Last night, Friday evening, Fran Buntzen and her brother Skip arrived – they live in Fairbanks and were doing a road trip. We were one spot on their itinerary. Fran’s the Alaska Icelandic Horse Association Newsletter editor. In their honor, we’re having a trail ride/barbecue. In the past, Pete and I have hosted a few of these gatherings. The first time out, I rode Tinni. I was then very nervous, especially coming down the Grizzly Camp hill. Then the group decided to do the even steeper bench loop. I recall that Tinni did stumble coming down –scared me.
A year later we hosted yet another trail ride – I rode Raudi. I was equally as nervous. Both times, I didn’t let it be known that I was apprehensive. I just went along with the program and hoped that Raudi would behave. (I would have ridden Tinni, but Emily, who had him this summer, rode him.) We had two creek crossings. The water was moving so fast that Raudi was swept downstream. And Tinni’s head went under the water. And Siggi refused to cross the creek on the return trip. I guess he decided that these water crossings weren’t to his liking. It took some time, but we finally got him across.
Today we’re hosting yet another trail ride. I’m not at all apprehensive; in fact, I’m looking forward to going out with a larger group. What’s brought about this change of attitude? The answer is that I’ve repeatedly put myself in situations in which I’ve had to confront what I perceived to be very real fears. Last summer’s trek comes to mind, as does the competitive trail ride. But there have been many challenges in between. The desire to ride has always superseded my fear threshold.
First, Tinni and I became a team. Now, Raudi and I are a team. It was difficult parting with him for the summer, but perhaps a good thing because he became my default horse, which is the one I rode when I had concerns about riding Raudi. His absence has forced me to ride Raudi, and I’m now more than okay with this. His job in life has been to instill confidence in up-and-coming riders. And he’s continuing to do this. Now Mike, Vicki’s husband, is riding him.
Raudi and I are now doing things that I previously would have thought impossible, like going down steep hills in the company of other horses. When in Portland, I purchased a protective vest. It now seems like this was after the fact because she’s now more reliable and I’m more confident. But I’m going to wear this vest because the unforeseen can happen.

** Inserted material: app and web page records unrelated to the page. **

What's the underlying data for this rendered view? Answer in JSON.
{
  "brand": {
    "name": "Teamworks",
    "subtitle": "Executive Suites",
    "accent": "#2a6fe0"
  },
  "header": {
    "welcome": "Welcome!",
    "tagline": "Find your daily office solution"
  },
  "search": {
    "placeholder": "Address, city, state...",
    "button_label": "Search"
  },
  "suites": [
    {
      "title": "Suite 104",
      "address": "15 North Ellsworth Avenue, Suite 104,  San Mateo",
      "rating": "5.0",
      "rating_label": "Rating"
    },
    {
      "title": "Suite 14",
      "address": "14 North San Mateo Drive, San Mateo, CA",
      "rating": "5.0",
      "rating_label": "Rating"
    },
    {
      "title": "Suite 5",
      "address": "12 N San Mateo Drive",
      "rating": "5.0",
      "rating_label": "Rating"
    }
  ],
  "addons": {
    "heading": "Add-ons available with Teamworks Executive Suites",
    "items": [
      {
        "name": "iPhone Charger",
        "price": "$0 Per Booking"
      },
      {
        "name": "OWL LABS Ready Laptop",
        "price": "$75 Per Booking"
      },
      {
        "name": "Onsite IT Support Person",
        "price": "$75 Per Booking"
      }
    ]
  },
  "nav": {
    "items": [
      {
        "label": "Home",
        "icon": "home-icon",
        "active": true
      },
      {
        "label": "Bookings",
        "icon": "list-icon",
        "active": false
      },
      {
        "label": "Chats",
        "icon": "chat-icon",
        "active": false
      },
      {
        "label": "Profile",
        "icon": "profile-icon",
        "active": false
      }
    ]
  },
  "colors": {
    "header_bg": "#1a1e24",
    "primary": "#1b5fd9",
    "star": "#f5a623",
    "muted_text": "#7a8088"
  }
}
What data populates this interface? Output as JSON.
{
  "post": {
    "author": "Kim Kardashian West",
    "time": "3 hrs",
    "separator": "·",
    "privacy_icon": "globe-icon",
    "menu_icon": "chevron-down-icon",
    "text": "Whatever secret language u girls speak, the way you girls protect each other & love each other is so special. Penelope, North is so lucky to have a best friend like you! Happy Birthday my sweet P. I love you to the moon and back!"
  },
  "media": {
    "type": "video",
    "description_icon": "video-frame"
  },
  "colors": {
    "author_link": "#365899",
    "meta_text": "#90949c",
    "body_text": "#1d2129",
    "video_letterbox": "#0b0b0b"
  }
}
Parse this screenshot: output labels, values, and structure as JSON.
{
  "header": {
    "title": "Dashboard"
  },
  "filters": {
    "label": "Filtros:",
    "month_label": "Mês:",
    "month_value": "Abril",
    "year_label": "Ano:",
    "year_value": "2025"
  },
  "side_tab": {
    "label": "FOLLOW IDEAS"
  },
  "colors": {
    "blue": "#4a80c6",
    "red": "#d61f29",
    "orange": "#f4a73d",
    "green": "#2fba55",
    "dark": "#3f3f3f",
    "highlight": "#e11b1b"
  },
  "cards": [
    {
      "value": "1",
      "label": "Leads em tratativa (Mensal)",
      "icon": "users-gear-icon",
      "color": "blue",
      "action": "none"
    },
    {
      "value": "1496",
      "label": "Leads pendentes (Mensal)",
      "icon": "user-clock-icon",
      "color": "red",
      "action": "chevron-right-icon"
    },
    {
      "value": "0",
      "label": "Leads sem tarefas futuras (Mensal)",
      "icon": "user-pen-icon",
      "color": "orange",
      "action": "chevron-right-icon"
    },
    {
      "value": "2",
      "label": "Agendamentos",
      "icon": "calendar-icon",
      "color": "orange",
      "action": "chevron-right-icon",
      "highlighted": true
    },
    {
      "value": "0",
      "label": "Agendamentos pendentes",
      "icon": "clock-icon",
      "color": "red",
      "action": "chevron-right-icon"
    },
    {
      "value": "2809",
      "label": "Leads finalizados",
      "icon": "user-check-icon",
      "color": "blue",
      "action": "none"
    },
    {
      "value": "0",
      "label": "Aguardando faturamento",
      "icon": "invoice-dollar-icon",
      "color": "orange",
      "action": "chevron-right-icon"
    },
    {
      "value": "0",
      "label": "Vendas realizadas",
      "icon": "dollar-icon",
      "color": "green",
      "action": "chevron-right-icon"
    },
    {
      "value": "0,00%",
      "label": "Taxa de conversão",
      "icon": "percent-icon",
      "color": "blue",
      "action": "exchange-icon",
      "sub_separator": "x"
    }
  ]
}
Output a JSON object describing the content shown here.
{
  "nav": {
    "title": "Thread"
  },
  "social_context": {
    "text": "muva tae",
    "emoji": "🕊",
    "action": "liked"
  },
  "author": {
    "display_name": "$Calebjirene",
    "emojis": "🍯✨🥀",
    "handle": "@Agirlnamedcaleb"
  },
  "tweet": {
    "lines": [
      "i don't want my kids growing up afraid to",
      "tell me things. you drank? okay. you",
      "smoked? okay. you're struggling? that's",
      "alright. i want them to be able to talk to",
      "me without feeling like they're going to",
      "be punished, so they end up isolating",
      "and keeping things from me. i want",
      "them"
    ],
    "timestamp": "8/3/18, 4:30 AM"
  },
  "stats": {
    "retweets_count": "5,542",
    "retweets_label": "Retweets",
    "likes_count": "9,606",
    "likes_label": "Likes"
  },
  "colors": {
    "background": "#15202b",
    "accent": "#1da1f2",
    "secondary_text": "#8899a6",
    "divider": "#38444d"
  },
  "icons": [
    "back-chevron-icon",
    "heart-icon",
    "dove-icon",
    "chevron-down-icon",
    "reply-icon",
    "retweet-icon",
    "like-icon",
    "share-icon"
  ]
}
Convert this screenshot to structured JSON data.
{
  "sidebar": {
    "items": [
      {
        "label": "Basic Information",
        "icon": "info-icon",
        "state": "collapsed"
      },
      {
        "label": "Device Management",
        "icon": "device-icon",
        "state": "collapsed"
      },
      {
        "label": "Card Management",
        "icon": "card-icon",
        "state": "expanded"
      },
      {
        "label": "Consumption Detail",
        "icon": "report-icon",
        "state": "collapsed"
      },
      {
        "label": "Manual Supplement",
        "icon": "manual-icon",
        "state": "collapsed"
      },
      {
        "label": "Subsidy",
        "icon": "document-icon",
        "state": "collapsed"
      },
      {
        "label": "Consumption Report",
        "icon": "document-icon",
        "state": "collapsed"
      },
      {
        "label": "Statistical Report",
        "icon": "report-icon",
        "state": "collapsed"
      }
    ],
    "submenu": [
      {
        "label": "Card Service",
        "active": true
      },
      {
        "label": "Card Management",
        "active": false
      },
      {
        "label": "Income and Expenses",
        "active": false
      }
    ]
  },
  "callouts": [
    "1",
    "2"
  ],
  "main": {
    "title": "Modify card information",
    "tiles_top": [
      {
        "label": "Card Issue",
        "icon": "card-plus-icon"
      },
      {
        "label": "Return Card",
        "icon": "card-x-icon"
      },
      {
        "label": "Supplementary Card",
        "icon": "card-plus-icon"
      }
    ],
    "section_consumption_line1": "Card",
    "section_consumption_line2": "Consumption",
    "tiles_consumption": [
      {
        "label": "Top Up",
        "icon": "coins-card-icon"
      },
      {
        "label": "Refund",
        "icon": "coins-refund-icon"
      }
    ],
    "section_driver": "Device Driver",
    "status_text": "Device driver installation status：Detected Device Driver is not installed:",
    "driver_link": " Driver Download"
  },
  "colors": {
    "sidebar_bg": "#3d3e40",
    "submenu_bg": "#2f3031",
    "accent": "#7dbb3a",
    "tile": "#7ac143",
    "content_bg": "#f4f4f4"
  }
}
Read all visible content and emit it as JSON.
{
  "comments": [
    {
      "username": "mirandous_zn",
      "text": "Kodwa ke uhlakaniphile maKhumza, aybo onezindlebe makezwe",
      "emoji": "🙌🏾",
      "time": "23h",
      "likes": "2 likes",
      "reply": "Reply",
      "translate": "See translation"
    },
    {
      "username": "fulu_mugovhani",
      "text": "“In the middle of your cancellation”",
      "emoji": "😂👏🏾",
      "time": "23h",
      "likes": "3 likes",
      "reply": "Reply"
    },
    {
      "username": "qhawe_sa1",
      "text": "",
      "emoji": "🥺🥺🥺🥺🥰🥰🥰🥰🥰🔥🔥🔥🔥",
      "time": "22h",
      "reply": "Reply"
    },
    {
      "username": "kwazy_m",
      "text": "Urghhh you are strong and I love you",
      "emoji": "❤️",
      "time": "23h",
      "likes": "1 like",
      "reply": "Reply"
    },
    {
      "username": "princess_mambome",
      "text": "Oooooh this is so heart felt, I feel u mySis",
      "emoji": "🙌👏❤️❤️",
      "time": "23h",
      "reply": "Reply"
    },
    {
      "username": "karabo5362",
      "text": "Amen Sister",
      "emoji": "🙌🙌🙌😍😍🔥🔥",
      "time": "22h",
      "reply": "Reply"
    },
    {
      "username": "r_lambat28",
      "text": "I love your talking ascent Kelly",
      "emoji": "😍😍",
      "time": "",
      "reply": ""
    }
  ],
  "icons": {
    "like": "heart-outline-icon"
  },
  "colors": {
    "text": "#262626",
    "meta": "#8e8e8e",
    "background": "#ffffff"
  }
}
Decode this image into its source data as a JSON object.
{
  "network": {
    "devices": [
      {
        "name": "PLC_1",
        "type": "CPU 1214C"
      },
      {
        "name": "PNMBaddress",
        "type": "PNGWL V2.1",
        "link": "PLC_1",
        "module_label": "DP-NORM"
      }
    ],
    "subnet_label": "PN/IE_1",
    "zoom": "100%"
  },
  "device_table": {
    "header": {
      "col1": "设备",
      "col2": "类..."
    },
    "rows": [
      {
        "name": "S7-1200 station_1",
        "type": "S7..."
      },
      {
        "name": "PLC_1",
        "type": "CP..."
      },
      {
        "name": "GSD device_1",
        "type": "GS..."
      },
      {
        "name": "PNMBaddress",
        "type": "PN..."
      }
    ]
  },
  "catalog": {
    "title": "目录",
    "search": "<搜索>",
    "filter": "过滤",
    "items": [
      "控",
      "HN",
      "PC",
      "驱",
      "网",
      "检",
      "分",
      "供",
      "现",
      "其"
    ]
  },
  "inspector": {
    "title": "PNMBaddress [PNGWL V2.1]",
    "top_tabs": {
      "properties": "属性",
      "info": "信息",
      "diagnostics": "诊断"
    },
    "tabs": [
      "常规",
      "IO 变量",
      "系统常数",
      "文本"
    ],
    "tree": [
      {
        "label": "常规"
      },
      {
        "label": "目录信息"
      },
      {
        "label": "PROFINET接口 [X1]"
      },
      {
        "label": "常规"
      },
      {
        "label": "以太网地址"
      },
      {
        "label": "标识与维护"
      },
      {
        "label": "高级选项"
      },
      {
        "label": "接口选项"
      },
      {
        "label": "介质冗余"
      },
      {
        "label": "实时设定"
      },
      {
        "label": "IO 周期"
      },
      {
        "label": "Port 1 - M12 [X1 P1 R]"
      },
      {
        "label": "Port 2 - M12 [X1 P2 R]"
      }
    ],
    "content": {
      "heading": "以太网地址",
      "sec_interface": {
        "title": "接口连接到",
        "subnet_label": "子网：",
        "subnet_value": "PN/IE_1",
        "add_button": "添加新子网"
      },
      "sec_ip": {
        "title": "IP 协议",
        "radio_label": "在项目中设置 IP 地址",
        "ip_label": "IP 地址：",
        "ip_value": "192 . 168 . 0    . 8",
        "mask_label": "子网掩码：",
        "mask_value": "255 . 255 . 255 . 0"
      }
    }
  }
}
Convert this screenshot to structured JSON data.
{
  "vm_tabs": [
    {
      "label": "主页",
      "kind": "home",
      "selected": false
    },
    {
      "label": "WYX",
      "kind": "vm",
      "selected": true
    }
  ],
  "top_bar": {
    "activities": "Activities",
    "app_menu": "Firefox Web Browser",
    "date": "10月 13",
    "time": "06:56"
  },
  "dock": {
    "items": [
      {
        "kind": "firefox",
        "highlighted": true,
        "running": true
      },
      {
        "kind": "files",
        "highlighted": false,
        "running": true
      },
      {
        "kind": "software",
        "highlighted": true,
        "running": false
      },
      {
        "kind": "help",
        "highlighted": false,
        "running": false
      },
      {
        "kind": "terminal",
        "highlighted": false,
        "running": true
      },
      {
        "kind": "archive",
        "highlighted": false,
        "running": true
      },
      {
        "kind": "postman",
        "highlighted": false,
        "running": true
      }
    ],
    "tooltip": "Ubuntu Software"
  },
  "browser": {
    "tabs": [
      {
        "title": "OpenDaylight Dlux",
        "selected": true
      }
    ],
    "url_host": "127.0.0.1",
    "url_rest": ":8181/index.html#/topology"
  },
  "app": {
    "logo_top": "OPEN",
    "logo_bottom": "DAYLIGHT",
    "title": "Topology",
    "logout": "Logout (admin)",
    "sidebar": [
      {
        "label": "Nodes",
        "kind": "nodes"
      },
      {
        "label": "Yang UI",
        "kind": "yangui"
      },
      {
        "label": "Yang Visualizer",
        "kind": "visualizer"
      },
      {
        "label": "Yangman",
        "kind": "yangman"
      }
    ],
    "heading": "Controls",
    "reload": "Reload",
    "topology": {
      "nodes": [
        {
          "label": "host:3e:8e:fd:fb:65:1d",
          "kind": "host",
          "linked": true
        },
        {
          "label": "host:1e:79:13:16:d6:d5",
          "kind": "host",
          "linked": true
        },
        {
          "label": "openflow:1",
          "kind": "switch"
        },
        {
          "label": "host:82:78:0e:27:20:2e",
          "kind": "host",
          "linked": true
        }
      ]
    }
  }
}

Plus, this safety measure will serve as an example for others, who might say – when I saw that Vicki was wearing one – this is a good idea. I also recently purchased a new helmet.
The sun’s now shining brightly. It’s the perfect day for a barbecue/trail ride.
Next: 254. 08/19/12: Trail Ride and Barbecue